The Soferet likes a bit of human interaction now and again, and so on Thursday I was working in the library of the Jewish Theological Seminary here in New York.
There's a bit of the library which is set up as a beit midrash, with Talmud volumes instead of the usual academic books. It's got great big windows, and most of the time it's very quiet. (The real beit midrash is elsewhere, you see. Underground, so the light isn't as good. But with free tea. I might work there next week.)
A young woman passed by and did a double-take: quill and ink? what is that happening there? crikey, it looks like Torah... and we ended up having a nice conversation, in which she mentioned that she'd never before seen a Torah in the process of being written, and indeed had never really thought about how the Torah gets to be the way it is.
A soferet's job is like that. You work in the background, doing your job, and when it's done, all attention is on your product, the shiny new Torah, and perhaps you deliver it and interact with the community and perhaps not, but in any case afterwards you fade back out and the Torah takes over.
Personally, I don't mind this - I also enjoyed stage-managing in college - but what grabbed me particularly was that outside the lovely big windows, the JTS ground staff were building a sukkah, ready for the Sem to use next week.
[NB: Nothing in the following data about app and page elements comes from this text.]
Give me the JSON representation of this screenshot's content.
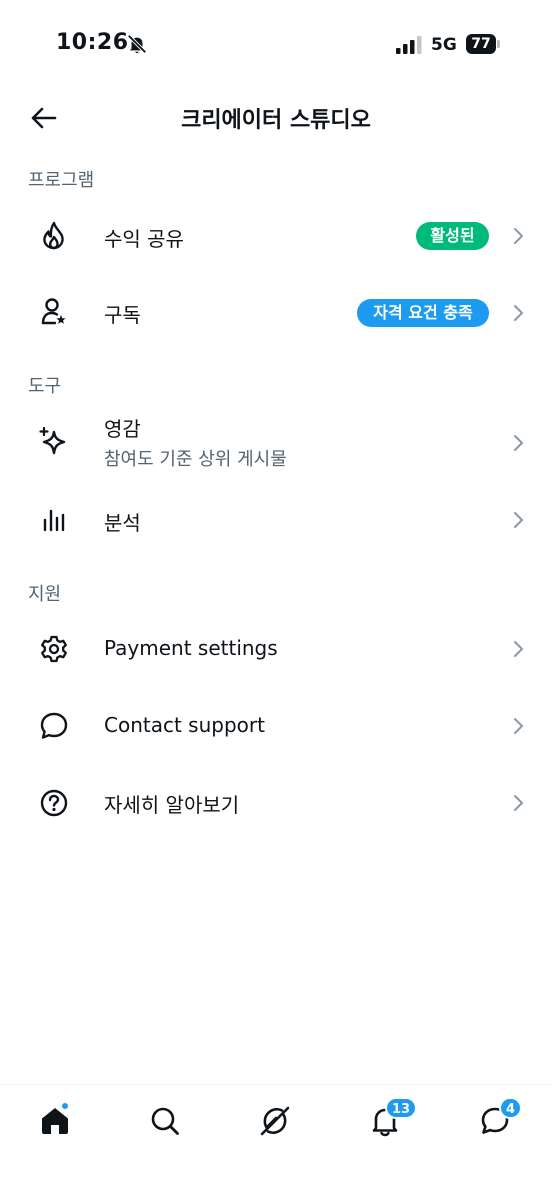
{
  "status_bar": {
    "time": "10:26",
    "network": "5G",
    "battery": "77"
  },
  "header": {
    "title": "크리에이터 스튜디오"
  },
  "sections": {
    "programs": {
      "title": "프로그램",
      "revenue_sharing": {
        "label": "수익 공유",
        "badge": "활성된",
        "badge_color": "#00ba7c"
      },
      "subscriptions": {
        "label": "구독",
        "badge": "자격 요건 충족",
        "badge_color": "#1d9bf0"
      }
    },
    "tools": {
      "title": "도구",
      "inspiration": {
        "label": "영감",
        "sublabel": "참여도 기준 상위 게시물"
      },
      "analytics": {
        "label": "분석"
      }
    },
    "support": {
      "title": "지원",
      "payment_settings": {
        "label": "Payment settings"
      },
      "contact_support": {
        "label": "Contact support"
      },
      "learn_more": {
        "label": "자세히 알아보기"
      }
    }
  },
  "tab_bar": {
    "notifications_count": "13",
    "messages_count": "4",
    "accent_color": "#1d9bf0"
  }
}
Next week perhaps the students will have sukkah-decorating and perhaps they won't, but the actual building of the sukkah took place, like much Torah-writing, in the background, so that next week the sukkah will be ready for use and the ground staff will have faded into the background.
So, that was a nice parallel, last Thursday. Me inside, writing Torah more or less unseen, and them outside, building a sukkah more or less unseen, setting the stage for the pageantry of Sukkot and Simchat Torah, upon which the curtains will open next week.
(Edited to add: bother, while I was working I evidently missed this pathetic protest - check out the link, the picture is fantastic! That crush barrier!)